Where an entry contains a picture, omit the picture and repeat the rest exactly.

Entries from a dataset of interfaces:
-*-*-

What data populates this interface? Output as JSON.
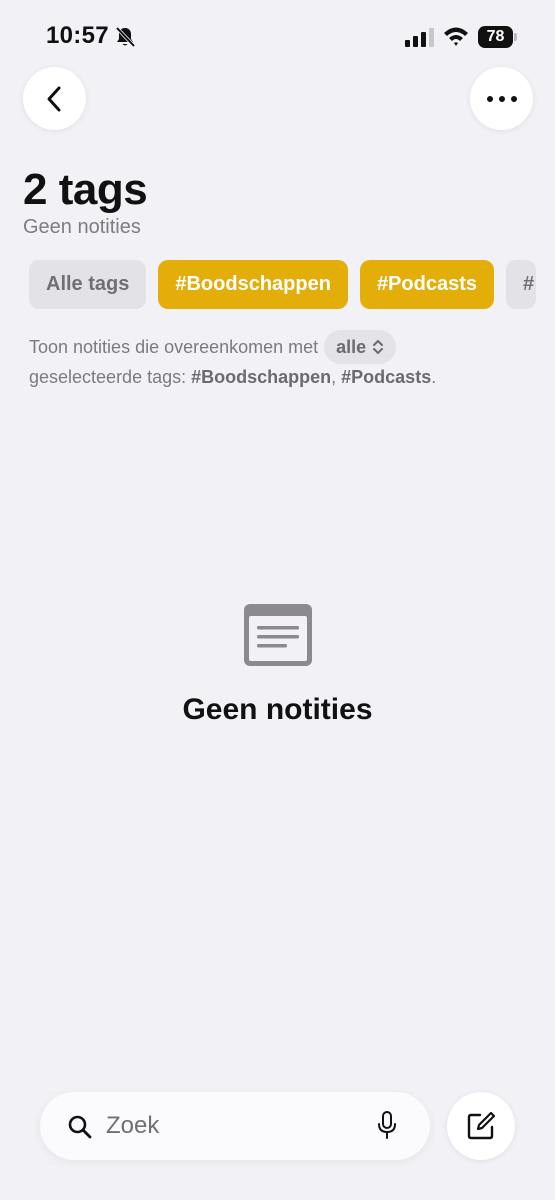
{
  "status_bar": {
    "time": "10:57",
    "battery": "78",
    "icons": [
      "bell-slash-icon",
      "signal-icon",
      "wifi-icon",
      "battery-icon"
    ]
  },
  "nav": {
    "back_icon": "chevron-left-icon",
    "more_icon": "ellipsis-icon"
  },
  "header": {
    "title": "2 tags",
    "subtitle": "Geen notities"
  },
  "chips": [
    {
      "label": "Alle tags",
      "active": false
    },
    {
      "label": "#Boodschappen",
      "active": true
    },
    {
      "label": "#Podcasts",
      "active": true
    },
    {
      "label": "#",
      "active": false
    }
  ],
  "filter": {
    "prefix": "Toon notities die overeenkomen met",
    "mode": "alle",
    "line2_prefix": "geselecteerde tags: ",
    "tag1": "#Boodschappen",
    "separator": ", ",
    "tag2": "#Podcasts",
    "suffix": "."
  },
  "empty_state": {
    "icon": "note-icon",
    "text": "Geen notities"
  },
  "search": {
    "placeholder": "Zoek",
    "value": "",
    "icons": [
      "search-icon",
      "mic-icon"
    ]
  },
  "compose": {
    "icon": "compose-icon"
  },
  "colors": {
    "background": "#f2f1f6",
    "accent": "#e4ae0a",
    "chip_neutral": "#e2e2e7"
  }
}
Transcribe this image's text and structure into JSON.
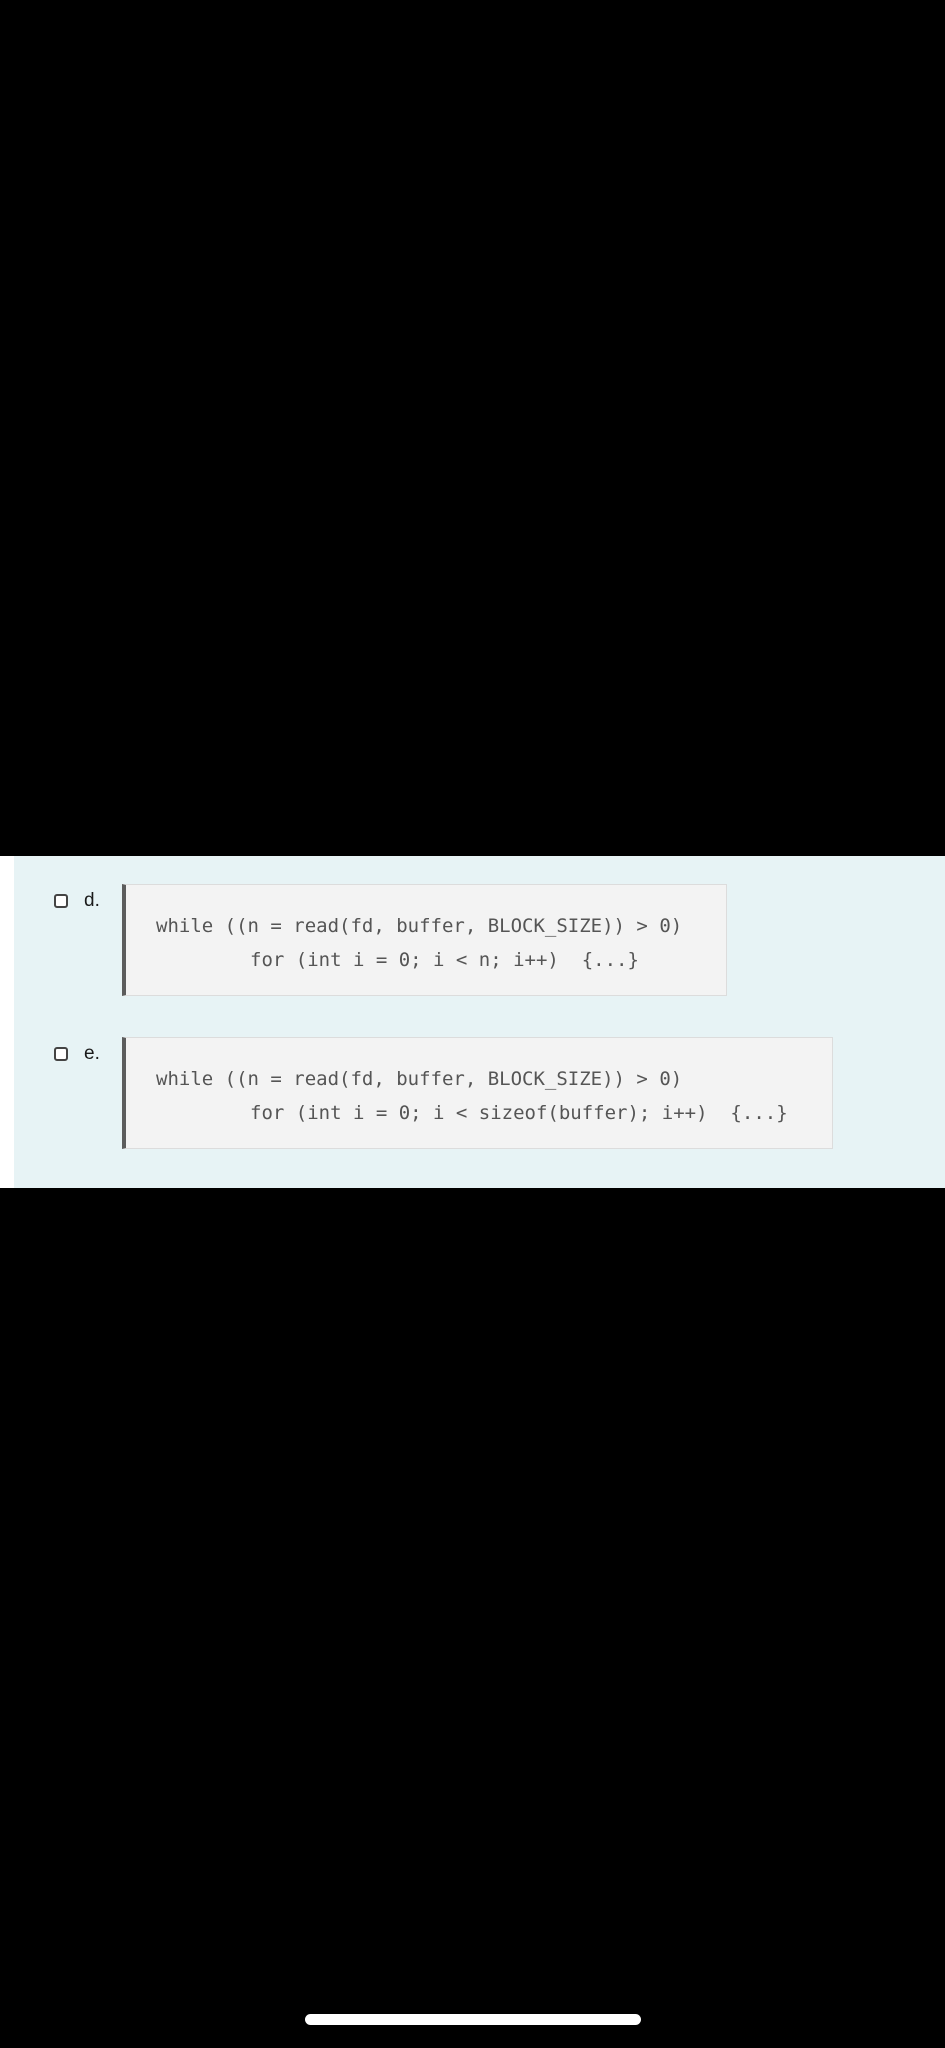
{
  "options": [
    {
      "letter": "d.",
      "code": {
        "line1": "while ((n = read(fd, buffer, BLOCK_SIZE)) > 0)",
        "line2": "for (int i = 0; i < n; i++)  {...}"
      },
      "checked": false
    },
    {
      "letter": "e.",
      "code": {
        "line1": "while ((n = read(fd, buffer, BLOCK_SIZE)) > 0)",
        "line2": "for (int i = 0; i < sizeof(buffer); i++)  {...}"
      },
      "checked": false
    }
  ],
  "colors": {
    "panel_background": "#e7f3f5",
    "code_background": "#f3f3f3",
    "code_border_accent": "#5c5c5c",
    "code_text": "#555555",
    "screen_background": "#000000"
  },
  "icons": {
    "checkbox": "checkbox-unchecked-icon"
  }
}
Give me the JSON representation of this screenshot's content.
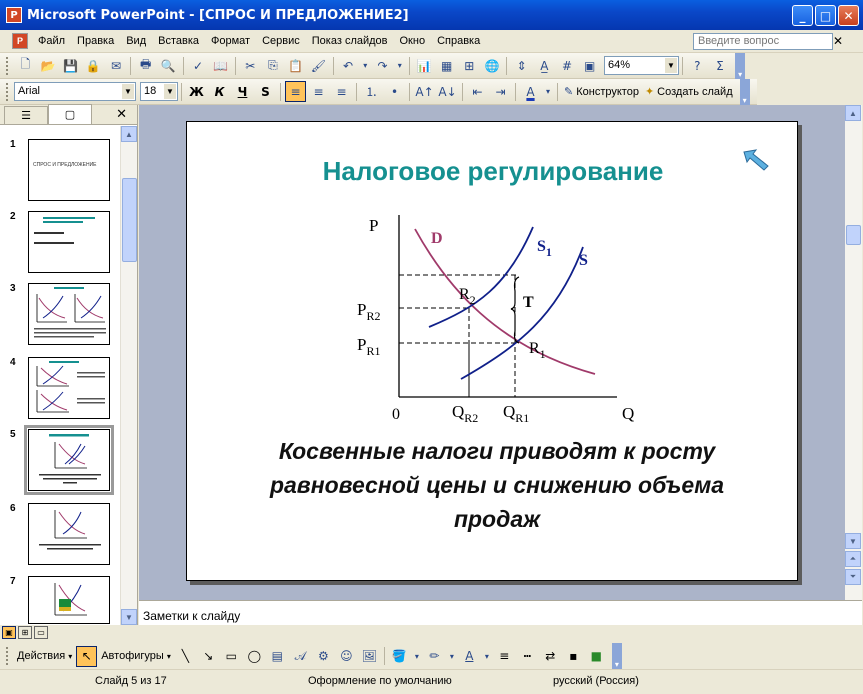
{
  "window": {
    "title": "Microsoft PowerPoint - [СПРОС И ПРЕДЛОЖЕНИЕ2]",
    "app_icon": "P"
  },
  "menu": {
    "items": [
      "Файл",
      "Правка",
      "Вид",
      "Вставка",
      "Формат",
      "Сервис",
      "Показ слайдов",
      "Окно",
      "Справка"
    ],
    "help_placeholder": "Введите вопрос"
  },
  "toolbar": {
    "zoom": "64%"
  },
  "format_toolbar": {
    "font": "Arial",
    "size": "18",
    "bold": "Ж",
    "italic": "К",
    "underline": "Ч",
    "shadow": "S",
    "designer": "Конструктор",
    "new_slide": "Создать слайд"
  },
  "slides_panel": {
    "thumbnails": [
      {
        "num": "1",
        "caption": "СПРОС И ПРЕДЛОЖЕНИЕ"
      },
      {
        "num": "2",
        "caption": ""
      },
      {
        "num": "3",
        "caption": ""
      },
      {
        "num": "4",
        "caption": ""
      },
      {
        "num": "5",
        "caption": ""
      },
      {
        "num": "6",
        "caption": ""
      },
      {
        "num": "7",
        "caption": ""
      }
    ]
  },
  "slide": {
    "title": "Налоговое регулирование",
    "body": "Косвенные налоги приводят к росту равновесной цены и снижению объема продаж",
    "graph_labels": {
      "p": "P",
      "q": "Q",
      "zero": "0",
      "d": "D",
      "s": "S",
      "s1": "S",
      "s1_sub": "1",
      "t": "T",
      "r1": "R",
      "r1_sub": "1",
      "r2": "R",
      "r2_sub": "2",
      "pr1": "P",
      "pr1_sub": "R1",
      "pr2": "P",
      "pr2_sub": "R2",
      "qr1": "Q",
      "qr1_sub": "R1",
      "qr2": "Q",
      "qr2_sub": "R2"
    }
  },
  "notes": {
    "placeholder": "Заметки к слайду"
  },
  "drawing_toolbar": {
    "actions": "Действия",
    "autoshapes": "Автофигуры"
  },
  "status": {
    "slide": "Слайд 5 из 17",
    "design": "Оформление по умолчанию",
    "language": "русский (Россия)"
  },
  "colors": {
    "title": "#159090",
    "demand_curve": "#a03a6a",
    "supply_curve": "#10208a"
  }
}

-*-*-

▶ [Output]
What data populates this interface? Output as JSON.
{
  "status_bar": {
    "time": "10:57",
    "battery": "78",
    "icons": [
      "bell-slash-icon",
      "signal-icon",
      "wifi-icon",
      "battery-icon"
    ]
  },
  "nav": {
    "back_icon": "chevron-left-icon",
    "more_icon": "ellipsis-icon"
  },
  "header": {
    "title": "2 tags",
    "subtitle": "Geen notities"
  },
  "chips": [
    {
      "label": "Alle tags",
      "active": false
    },
    {
      "label": "#Boodschappen",
      "active": true
    },
    {
      "label": "#Podcasts",
      "active": true
    },
    {
      "label": "#",
      "active": false
    }
  ],
  "filter": {
    "prefix": "Toon notities die overeenkomen met",
    "mode": "alle",
    "line2_prefix": "geselecteerde tags: ",
    "tag1": "#Boodschappen",
    "separator": ", ",
    "tag2": "#Podcasts",
    "suffix": "."
  },
  "empty_state": {
    "icon": "note-icon",
    "text": "Geen notities"
  },
  "search": {
    "placeholder": "Zoek",
    "value": "",
    "icons": [
      "search-icon",
      "mic-icon"
    ]
  },
  "compose": {
    "icon": "compose-icon"
  },
  "colors": {
    "background": "#f2f1f6",
    "accent": "#e4ae0a",
    "chip_neutral": "#e2e2e7"
  }
}
Transcribe this image's text and structure into JSON.
{
  "options": [
    {
      "letter": "d.",
      "code": {
        "line1": "while ((n = read(fd, buffer, BLOCK_SIZE)) > 0)",
        "line2": "for (int i = 0; i < n; i++)  {...}"
      },
      "checked": false
    },
    {
      "letter": "e.",
      "code": {
        "line1": "while ((n = read(fd, buffer, BLOCK_SIZE)) > 0)",
        "line2": "for (int i = 0; i < sizeof(buffer); i++)  {...}"
      },
      "checked": false
    }
  ],
  "colors": {
    "panel_background": "#e7f3f5",
    "code_background": "#f3f3f3",
    "code_border_accent": "#5c5c5c",
    "code_text": "#555555",
    "screen_background": "#000000"
  },
  "icons": {
    "checkbox": "checkbox-unchecked-icon"
  }
}
Give me the JSON representation of this screenshot's content.
{
  "window": {
    "title": "Microsoft PowerPoint - [СПРОС И ПРЕДЛОЖЕНИЕ2]",
    "app_icon": "P"
  },
  "menu": {
    "items": [
      "Файл",
      "Правка",
      "Вид",
      "Вставка",
      "Формат",
      "Сервис",
      "Показ слайдов",
      "Окно",
      "Справка"
    ],
    "help_placeholder": "Введите вопрос"
  },
  "toolbar": {
    "zoom": "64%"
  },
  "format_toolbar": {
    "font": "Arial",
    "size": "18",
    "bold": "Ж",
    "italic": "К",
    "underline": "Ч",
    "shadow": "S",
    "designer": "Конструктор",
    "new_slide": "Создать слайд"
  },
  "slides_panel": {
    "thumbnails": [
      {
        "num": "1",
        "caption": "СПРОС И ПРЕДЛОЖЕНИЕ"
      },
      {
        "num": "2",
        "caption": ""
      },
      {
        "num": "3",
        "caption": ""
      },
      {
        "num": "4",
        "caption": ""
      },
      {
        "num": "5",
        "caption": ""
      },
      {
        "num": "6",
        "caption": ""
      },
      {
        "num": "7",
        "caption": ""
      }
    ]
  },
  "slide": {
    "title": "Налоговое регулирование",
    "body": "Косвенные налоги приводят к росту равновесной цены и снижению объема продаж",
    "graph_labels": {
      "p": "P",
      "q": "Q",
      "zero": "0",
      "d": "D",
      "s": "S",
      "s1": "S",
      "s1_sub": "1",
      "t": "T",
      "r1": "R",
      "r1_sub": "1",
      "r2": "R",
      "r2_sub": "2",
      "pr1": "P",
      "pr1_sub": "R1",
      "pr2": "P",
      "pr2_sub": "R2",
      "qr1": "Q",
      "qr1_sub": "R1",
      "qr2": "Q",
      "qr2_sub": "R2"
    }
  },
  "notes": {
    "placeholder": "Заметки к слайду"
  },
  "drawing_toolbar": {
    "actions": "Действия",
    "autoshapes": "Автофигуры"
  },
  "status": {
    "slide": "Слайд 5 из 17",
    "design": "Оформление по умолчанию",
    "language": "русский (Россия)"
  },
  "colors": {
    "title": "#159090",
    "demand_curve": "#a03a6a",
    "supply_curve": "#10208a"
  }
}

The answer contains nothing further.